Task brief:
For each line in the records, produce an exact copy.

Records to use:
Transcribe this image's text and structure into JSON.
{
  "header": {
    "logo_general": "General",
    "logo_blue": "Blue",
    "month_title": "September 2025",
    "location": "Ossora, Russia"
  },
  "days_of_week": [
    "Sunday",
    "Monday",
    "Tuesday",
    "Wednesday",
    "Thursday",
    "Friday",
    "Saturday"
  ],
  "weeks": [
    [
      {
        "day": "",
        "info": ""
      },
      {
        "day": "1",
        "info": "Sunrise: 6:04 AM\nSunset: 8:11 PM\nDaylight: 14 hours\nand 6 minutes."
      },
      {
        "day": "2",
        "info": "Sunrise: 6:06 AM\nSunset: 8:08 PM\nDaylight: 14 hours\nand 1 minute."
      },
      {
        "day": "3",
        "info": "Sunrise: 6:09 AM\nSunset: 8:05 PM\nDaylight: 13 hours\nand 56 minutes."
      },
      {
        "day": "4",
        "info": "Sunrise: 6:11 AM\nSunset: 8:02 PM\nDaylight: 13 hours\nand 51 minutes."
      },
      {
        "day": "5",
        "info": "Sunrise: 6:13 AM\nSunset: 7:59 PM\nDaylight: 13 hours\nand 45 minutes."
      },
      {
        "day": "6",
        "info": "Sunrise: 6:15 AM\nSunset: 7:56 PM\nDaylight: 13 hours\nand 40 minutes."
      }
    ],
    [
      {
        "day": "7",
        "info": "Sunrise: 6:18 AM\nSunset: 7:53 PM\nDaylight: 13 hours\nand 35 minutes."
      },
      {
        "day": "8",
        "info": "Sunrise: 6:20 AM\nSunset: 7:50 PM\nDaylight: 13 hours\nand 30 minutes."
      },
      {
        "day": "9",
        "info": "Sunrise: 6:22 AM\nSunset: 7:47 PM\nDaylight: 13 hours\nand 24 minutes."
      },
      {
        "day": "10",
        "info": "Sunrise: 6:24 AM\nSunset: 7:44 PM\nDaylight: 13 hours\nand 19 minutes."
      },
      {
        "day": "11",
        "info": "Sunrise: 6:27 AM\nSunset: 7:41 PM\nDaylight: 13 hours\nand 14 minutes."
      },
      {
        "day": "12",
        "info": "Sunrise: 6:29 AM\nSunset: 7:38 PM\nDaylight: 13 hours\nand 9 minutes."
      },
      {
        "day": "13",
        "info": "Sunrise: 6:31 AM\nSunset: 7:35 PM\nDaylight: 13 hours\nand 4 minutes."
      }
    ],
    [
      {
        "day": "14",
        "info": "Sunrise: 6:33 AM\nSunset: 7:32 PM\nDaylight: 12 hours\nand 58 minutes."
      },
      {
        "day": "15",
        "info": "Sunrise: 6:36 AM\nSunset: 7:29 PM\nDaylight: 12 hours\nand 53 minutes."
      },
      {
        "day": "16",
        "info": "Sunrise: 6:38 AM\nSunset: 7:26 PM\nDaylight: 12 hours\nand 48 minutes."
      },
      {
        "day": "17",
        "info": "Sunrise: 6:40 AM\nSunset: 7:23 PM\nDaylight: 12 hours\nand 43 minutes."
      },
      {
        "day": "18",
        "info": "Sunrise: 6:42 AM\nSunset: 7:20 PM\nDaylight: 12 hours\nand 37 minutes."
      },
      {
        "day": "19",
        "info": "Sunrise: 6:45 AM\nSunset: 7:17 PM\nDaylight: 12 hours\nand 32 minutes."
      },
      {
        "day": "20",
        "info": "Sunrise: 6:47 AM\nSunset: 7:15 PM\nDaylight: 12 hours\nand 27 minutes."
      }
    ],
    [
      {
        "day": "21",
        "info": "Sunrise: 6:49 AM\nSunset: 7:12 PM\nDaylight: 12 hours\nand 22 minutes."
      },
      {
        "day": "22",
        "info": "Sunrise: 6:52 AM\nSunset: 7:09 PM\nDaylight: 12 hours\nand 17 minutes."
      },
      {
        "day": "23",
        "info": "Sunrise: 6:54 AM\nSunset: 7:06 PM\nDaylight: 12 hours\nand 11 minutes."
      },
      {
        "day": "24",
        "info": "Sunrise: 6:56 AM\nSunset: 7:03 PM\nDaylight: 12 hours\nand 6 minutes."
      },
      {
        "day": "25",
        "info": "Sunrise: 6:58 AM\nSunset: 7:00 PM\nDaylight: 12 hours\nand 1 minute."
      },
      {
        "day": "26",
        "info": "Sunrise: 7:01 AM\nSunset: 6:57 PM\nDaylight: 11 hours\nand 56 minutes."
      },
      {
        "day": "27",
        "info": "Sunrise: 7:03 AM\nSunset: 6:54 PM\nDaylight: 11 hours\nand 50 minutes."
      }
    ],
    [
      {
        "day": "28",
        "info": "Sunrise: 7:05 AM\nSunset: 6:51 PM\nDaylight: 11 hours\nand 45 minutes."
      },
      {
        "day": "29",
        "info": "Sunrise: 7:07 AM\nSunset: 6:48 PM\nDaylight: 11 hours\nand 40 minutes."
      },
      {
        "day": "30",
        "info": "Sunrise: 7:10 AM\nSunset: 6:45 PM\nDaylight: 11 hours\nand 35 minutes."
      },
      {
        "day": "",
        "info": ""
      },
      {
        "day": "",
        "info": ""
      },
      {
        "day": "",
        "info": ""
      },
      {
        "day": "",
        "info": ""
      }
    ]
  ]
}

Exercise result:
Transcribe this image's text and structure into JSON.
{
  "header": {
    "logo_general": "General",
    "logo_blue": "Blue",
    "month_title": "September 2025",
    "location": "Ossora, Russia"
  },
  "days_of_week": [
    "Sunday",
    "Monday",
    "Tuesday",
    "Wednesday",
    "Thursday",
    "Friday",
    "Saturday"
  ],
  "weeks": [
    [
      {
        "day": "",
        "info": ""
      },
      {
        "day": "1",
        "info": "Sunrise: 6:04 AM\nSunset: 8:11 PM\nDaylight: 14 hours\nand 6 minutes."
      },
      {
        "day": "2",
        "info": "Sunrise: 6:06 AM\nSunset: 8:08 PM\nDaylight: 14 hours\nand 1 minute."
      },
      {
        "day": "3",
        "info": "Sunrise: 6:09 AM\nSunset: 8:05 PM\nDaylight: 13 hours\nand 56 minutes."
      },
      {
        "day": "4",
        "info": "Sunrise: 6:11 AM\nSunset: 8:02 PM\nDaylight: 13 hours\nand 51 minutes."
      },
      {
        "day": "5",
        "info": "Sunrise: 6:13 AM\nSunset: 7:59 PM\nDaylight: 13 hours\nand 45 minutes."
      },
      {
        "day": "6",
        "info": "Sunrise: 6:15 AM\nSunset: 7:56 PM\nDaylight: 13 hours\nand 40 minutes."
      }
    ],
    [
      {
        "day": "7",
        "info": "Sunrise: 6:18 AM\nSunset: 7:53 PM\nDaylight: 13 hours\nand 35 minutes."
      },
      {
        "day": "8",
        "info": "Sunrise: 6:20 AM\nSunset: 7:50 PM\nDaylight: 13 hours\nand 30 minutes."
      },
      {
        "day": "9",
        "info": "Sunrise: 6:22 AM\nSunset: 7:47 PM\nDaylight: 13 hours\nand 24 minutes."
      },
      {
        "day": "10",
        "info": "Sunrise: 6:24 AM\nSunset: 7:44 PM\nDaylight: 13 hours\nand 19 minutes."
      },
      {
        "day": "11",
        "info": "Sunrise: 6:27 AM\nSunset: 7:41 PM\nDaylight: 13 hours\nand 14 minutes."
      },
      {
        "day": "12",
        "info": "Sunrise: 6:29 AM\nSunset: 7:38 PM\nDaylight: 13 hours\nand 9 minutes."
      },
      {
        "day": "13",
        "info": "Sunrise: 6:31 AM\nSunset: 7:35 PM\nDaylight: 13 hours\nand 4 minutes."
      }
    ],
    [
      {
        "day": "14",
        "info": "Sunrise: 6:33 AM\nSunset: 7:32 PM\nDaylight: 12 hours\nand 58 minutes."
      },
      {
        "day": "15",
        "info": "Sunrise: 6:36 AM\nSunset: 7:29 PM\nDaylight: 12 hours\nand 53 minutes."
      },
      {
        "day": "16",
        "info": "Sunrise: 6:38 AM\nSunset: 7:26 PM\nDaylight: 12 hours\nand 48 minutes."
      },
      {
        "day": "17",
        "info": "Sunrise: 6:40 AM\nSunset: 7:23 PM\nDaylight: 12 hours\nand 43 minutes."
      },
      {
        "day": "18",
        "info": "Sunrise: 6:42 AM\nSunset: 7:20 PM\nDaylight: 12 hours\nand 37 minutes."
      },
      {
        "day": "19",
        "info": "Sunrise: 6:45 AM\nSunset: 7:17 PM\nDaylight: 12 hours\nand 32 minutes."
      },
      {
        "day": "20",
        "info": "Sunrise: 6:47 AM\nSunset: 7:15 PM\nDaylight: 12 hours\nand 27 minutes."
      }
    ],
    [
      {
        "day": "21",
        "info": "Sunrise: 6:49 AM\nSunset: 7:12 PM\nDaylight: 12 hours\nand 22 minutes."
      },
      {
        "day": "22",
        "info": "Sunrise: 6:52 AM\nSunset: 7:09 PM\nDaylight: 12 hours\nand 17 minutes."
      },
      {
        "day": "23",
        "info": "Sunrise: 6:54 AM\nSunset: 7:06 PM\nDaylight: 12 hours\nand 11 minutes."
      },
      {
        "day": "24",
        "info": "Sunrise: 6:56 AM\nSunset: 7:03 PM\nDaylight: 12 hours\nand 6 minutes."
      },
      {
        "day": "25",
        "info": "Sunrise: 6:58 AM\nSunset: 7:00 PM\nDaylight: 12 hours\nand 1 minute."
      },
      {
        "day": "26",
        "info": "Sunrise: 7:01 AM\nSunset: 6:57 PM\nDaylight: 11 hours\nand 56 minutes."
      },
      {
        "day": "27",
        "info": "Sunrise: 7:03 AM\nSunset: 6:54 PM\nDaylight: 11 hours\nand 50 minutes."
      }
    ],
    [
      {
        "day": "28",
        "info": "Sunrise: 7:05 AM\nSunset: 6:51 PM\nDaylight: 11 hours\nand 45 minutes."
      },
      {
        "day": "29",
        "info": "Sunrise: 7:07 AM\nSunset: 6:48 PM\nDaylight: 11 hours\nand 40 minutes."
      },
      {
        "day": "30",
        "info": "Sunrise: 7:10 AM\nSunset: 6:45 PM\nDaylight: 11 hours\nand 35 minutes."
      },
      {
        "day": "",
        "info": ""
      },
      {
        "day": "",
        "info": ""
      },
      {
        "day": "",
        "info": ""
      },
      {
        "day": "",
        "info": ""
      }
    ]
  ]
}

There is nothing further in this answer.